Flammable liquid storage buildings are considered hazardous environments. Creating and following a procedure for entering a flammable storage building can minimize safety risks and prevent fire and injuries. A sample procedure could look something like this:
Before opening the door, turn on the mechanical vent to remove flammable vapors from the room
Turn on the light – if it sparks, the closed doors will contain the fire, and no one will get hurt
Unlock and open the door
These precautionary measures before opening the door will help ensure the safest working environment for all personnel and maintain the integrity of your mission critical storage facility.
Experts at U.S. Chemical Storage manufacture prefabricated flammable chemical storage buildings. The SUPERloc range of buildings is 4-hour fire rated and has a setback restriction within 10 feet or less of an existing building. The FireLoc is a 2-hour fire rated model and has a setback restriction between 10 and 30 feet of an existing building. Buildings located more than 30 feet away do not require a fire rating.
All of our buildings have built-in secondary containment sumps along with other NFPA 30 requirements for storing flammables.

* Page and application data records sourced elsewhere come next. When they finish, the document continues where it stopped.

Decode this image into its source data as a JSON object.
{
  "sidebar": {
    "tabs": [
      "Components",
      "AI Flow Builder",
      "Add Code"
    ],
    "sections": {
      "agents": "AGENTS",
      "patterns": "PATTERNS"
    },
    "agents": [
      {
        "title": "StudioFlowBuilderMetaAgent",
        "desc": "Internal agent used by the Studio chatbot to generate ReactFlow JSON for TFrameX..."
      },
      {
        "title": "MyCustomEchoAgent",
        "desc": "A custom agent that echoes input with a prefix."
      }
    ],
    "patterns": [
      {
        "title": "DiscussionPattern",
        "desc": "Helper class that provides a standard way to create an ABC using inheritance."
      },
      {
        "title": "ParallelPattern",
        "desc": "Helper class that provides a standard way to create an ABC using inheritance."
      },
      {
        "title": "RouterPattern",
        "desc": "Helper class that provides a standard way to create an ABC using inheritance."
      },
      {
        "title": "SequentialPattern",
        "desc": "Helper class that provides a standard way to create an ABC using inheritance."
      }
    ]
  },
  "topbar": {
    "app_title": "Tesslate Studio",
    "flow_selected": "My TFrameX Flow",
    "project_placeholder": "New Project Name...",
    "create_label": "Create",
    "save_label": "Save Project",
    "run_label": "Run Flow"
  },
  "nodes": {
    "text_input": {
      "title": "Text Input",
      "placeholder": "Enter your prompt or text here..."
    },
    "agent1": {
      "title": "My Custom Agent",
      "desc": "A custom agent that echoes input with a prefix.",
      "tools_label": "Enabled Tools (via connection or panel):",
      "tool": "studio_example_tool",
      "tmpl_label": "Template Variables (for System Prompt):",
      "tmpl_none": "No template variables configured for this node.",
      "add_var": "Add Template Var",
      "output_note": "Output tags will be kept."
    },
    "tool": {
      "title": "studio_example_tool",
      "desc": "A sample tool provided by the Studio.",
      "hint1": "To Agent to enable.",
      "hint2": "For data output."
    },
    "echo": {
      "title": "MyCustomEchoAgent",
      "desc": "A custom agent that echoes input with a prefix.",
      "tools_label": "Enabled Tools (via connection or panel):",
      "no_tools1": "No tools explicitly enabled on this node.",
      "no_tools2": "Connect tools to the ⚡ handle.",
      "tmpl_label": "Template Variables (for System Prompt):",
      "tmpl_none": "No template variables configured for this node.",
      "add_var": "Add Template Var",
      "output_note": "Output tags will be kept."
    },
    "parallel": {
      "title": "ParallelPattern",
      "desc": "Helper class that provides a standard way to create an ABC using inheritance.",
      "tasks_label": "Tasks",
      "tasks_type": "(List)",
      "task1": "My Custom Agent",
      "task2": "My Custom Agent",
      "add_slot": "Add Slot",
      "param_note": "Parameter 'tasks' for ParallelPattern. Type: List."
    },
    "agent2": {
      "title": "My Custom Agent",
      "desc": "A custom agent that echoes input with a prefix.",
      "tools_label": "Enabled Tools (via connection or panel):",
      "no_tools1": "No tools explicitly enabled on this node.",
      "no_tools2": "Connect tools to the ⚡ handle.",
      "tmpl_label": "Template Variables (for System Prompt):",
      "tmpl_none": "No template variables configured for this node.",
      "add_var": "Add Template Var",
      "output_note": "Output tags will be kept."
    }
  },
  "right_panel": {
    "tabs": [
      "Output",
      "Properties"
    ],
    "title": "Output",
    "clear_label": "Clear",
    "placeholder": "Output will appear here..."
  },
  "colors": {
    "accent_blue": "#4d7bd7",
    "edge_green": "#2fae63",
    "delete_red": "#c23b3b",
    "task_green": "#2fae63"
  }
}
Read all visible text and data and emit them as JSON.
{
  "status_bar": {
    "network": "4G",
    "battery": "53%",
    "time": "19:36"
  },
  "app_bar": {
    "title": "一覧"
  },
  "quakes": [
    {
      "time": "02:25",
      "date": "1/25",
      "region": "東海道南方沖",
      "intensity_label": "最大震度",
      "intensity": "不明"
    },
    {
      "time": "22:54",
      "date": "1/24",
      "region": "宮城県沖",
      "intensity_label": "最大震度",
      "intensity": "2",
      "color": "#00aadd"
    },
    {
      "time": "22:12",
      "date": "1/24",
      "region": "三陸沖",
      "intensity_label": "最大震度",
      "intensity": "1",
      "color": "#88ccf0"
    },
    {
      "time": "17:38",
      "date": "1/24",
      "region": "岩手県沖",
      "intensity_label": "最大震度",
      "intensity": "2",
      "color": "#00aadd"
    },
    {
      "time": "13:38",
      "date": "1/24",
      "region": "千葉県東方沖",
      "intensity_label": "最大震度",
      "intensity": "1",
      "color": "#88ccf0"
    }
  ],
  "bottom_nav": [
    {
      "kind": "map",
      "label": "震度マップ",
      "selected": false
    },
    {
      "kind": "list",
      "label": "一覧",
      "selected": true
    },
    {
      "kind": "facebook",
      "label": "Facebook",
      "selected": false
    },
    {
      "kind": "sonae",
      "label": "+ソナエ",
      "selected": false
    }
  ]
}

Contact U.S. Chemical Storage for Mission Critical Storage Facilities
U.S. Chemical Storage specializes in code compliant chemical storage buildings customized to your specific mission critical chemical storage requirements. We design custom chemical storage buildings to meet NFPA, EPA and OSHA requirements, allowing you to focus on mission preparedness. Find out more at our website and browse our product range here or contact us.